• Exercise objective
Go through the data below. Pull out every line that has the word "date".

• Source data

# # # # # # #

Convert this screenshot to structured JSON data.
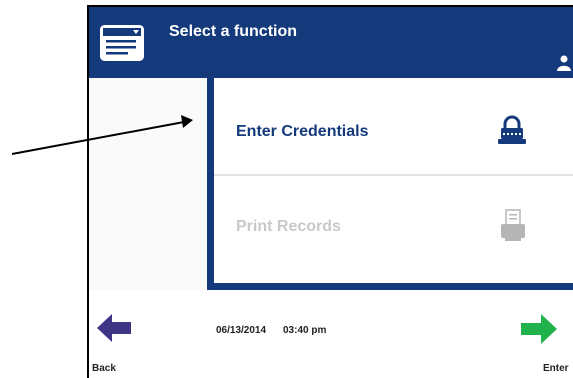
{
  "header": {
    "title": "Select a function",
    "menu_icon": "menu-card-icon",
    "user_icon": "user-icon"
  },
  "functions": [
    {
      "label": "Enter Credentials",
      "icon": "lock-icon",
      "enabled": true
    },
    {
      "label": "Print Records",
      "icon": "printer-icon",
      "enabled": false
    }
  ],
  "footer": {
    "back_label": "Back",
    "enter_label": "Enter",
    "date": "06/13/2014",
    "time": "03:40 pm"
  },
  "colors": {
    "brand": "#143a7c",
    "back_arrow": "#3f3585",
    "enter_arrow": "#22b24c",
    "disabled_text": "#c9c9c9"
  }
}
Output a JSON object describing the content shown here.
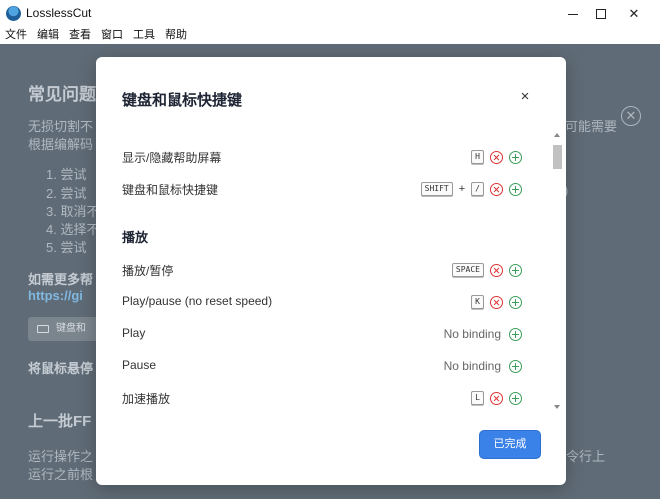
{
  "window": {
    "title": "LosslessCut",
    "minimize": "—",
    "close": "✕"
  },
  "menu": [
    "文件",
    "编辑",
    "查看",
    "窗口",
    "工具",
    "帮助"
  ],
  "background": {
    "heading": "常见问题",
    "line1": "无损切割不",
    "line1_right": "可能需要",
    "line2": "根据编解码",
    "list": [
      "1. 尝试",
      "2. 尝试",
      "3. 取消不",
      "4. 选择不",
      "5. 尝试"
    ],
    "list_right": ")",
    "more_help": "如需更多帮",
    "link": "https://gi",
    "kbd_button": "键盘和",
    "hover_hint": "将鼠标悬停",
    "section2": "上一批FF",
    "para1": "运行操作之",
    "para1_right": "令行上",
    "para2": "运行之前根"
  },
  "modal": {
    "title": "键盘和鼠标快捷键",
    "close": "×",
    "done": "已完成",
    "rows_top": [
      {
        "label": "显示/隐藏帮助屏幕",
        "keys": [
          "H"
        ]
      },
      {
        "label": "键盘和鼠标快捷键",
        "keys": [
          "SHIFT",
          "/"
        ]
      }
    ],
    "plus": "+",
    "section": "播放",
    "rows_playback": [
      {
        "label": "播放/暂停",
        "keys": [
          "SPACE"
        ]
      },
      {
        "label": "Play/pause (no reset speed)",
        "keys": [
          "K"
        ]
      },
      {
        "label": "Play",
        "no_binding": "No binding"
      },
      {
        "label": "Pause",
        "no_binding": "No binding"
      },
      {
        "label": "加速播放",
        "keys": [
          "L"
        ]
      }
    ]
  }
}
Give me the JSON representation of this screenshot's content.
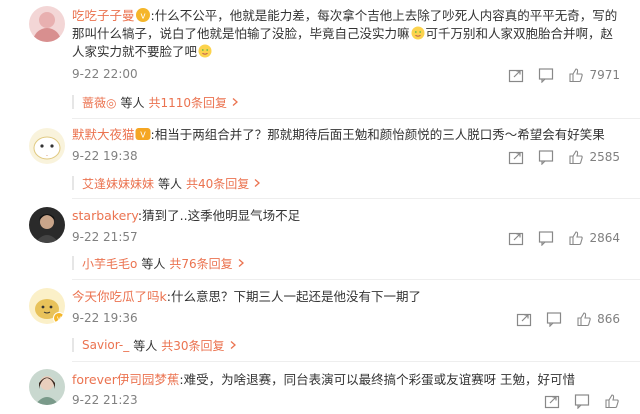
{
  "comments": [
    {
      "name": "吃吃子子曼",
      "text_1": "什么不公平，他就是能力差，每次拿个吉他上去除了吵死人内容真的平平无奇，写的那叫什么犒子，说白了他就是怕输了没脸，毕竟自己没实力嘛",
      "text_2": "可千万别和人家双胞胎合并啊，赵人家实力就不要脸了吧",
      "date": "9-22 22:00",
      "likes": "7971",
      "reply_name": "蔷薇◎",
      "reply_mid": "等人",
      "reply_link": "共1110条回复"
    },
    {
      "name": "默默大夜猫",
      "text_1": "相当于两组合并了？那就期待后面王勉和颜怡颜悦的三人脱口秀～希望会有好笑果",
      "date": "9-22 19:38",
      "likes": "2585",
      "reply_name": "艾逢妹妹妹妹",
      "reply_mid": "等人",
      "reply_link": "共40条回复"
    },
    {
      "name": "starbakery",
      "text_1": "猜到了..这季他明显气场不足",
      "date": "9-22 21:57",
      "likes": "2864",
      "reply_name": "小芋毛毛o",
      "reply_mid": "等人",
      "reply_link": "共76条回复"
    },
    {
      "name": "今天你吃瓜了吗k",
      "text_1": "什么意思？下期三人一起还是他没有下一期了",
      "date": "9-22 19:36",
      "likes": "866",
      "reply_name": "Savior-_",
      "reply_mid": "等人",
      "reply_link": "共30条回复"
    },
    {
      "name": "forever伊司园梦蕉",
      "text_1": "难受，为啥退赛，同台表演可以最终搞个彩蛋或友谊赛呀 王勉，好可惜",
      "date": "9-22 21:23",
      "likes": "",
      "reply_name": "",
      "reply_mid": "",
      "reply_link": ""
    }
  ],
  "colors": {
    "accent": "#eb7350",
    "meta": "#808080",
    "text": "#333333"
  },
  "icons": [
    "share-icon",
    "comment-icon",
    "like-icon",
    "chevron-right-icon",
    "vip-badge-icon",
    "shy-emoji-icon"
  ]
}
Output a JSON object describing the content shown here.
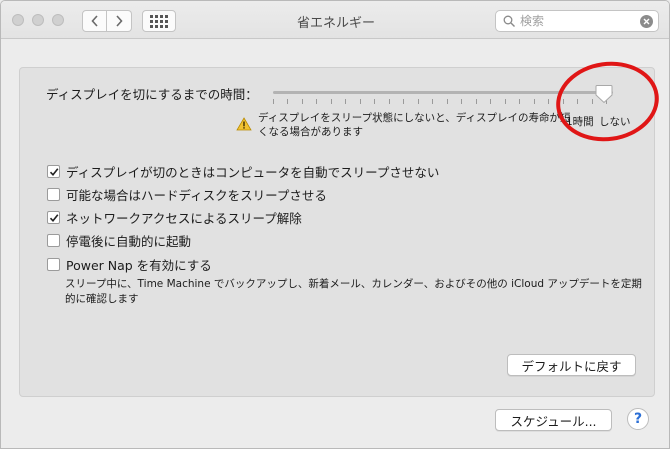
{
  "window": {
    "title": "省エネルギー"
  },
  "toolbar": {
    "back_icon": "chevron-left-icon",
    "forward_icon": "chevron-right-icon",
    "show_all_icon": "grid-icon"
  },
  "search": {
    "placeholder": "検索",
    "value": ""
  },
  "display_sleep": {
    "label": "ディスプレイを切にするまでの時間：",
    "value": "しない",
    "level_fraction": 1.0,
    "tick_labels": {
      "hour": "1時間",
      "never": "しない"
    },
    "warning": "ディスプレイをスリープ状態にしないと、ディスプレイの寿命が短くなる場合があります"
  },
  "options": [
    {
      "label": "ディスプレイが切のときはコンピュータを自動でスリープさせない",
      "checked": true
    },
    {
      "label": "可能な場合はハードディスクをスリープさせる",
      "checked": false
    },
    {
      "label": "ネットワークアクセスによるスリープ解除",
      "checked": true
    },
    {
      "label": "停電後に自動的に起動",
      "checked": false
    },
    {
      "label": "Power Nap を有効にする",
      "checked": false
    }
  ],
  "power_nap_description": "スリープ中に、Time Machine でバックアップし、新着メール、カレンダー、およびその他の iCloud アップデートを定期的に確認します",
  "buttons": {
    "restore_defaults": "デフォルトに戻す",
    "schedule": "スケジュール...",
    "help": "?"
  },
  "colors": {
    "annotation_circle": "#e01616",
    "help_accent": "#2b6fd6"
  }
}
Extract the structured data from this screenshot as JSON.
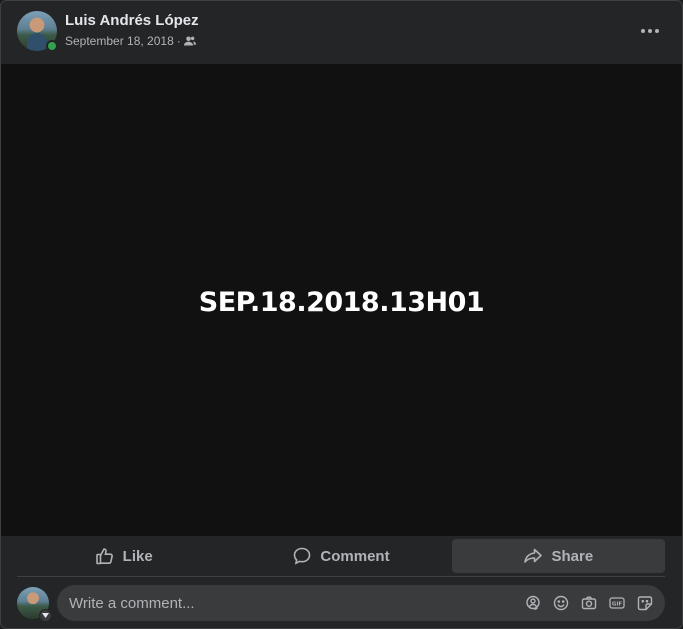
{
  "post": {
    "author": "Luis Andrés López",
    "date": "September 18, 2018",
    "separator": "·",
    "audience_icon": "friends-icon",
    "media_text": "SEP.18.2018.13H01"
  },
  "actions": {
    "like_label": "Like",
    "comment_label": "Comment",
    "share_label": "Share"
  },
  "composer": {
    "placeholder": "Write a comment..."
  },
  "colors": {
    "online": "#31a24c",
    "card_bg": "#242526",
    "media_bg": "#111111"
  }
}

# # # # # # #

• Written response
    "date": "06/13/2014",
      "date": "9-22 22:00",
      "date": "9-22 19:38",
      "date": "9-22 21:57",
      "date": "9-22 19:36",
      "date": "9-22 21:23",
    "date": "September 18, 2018",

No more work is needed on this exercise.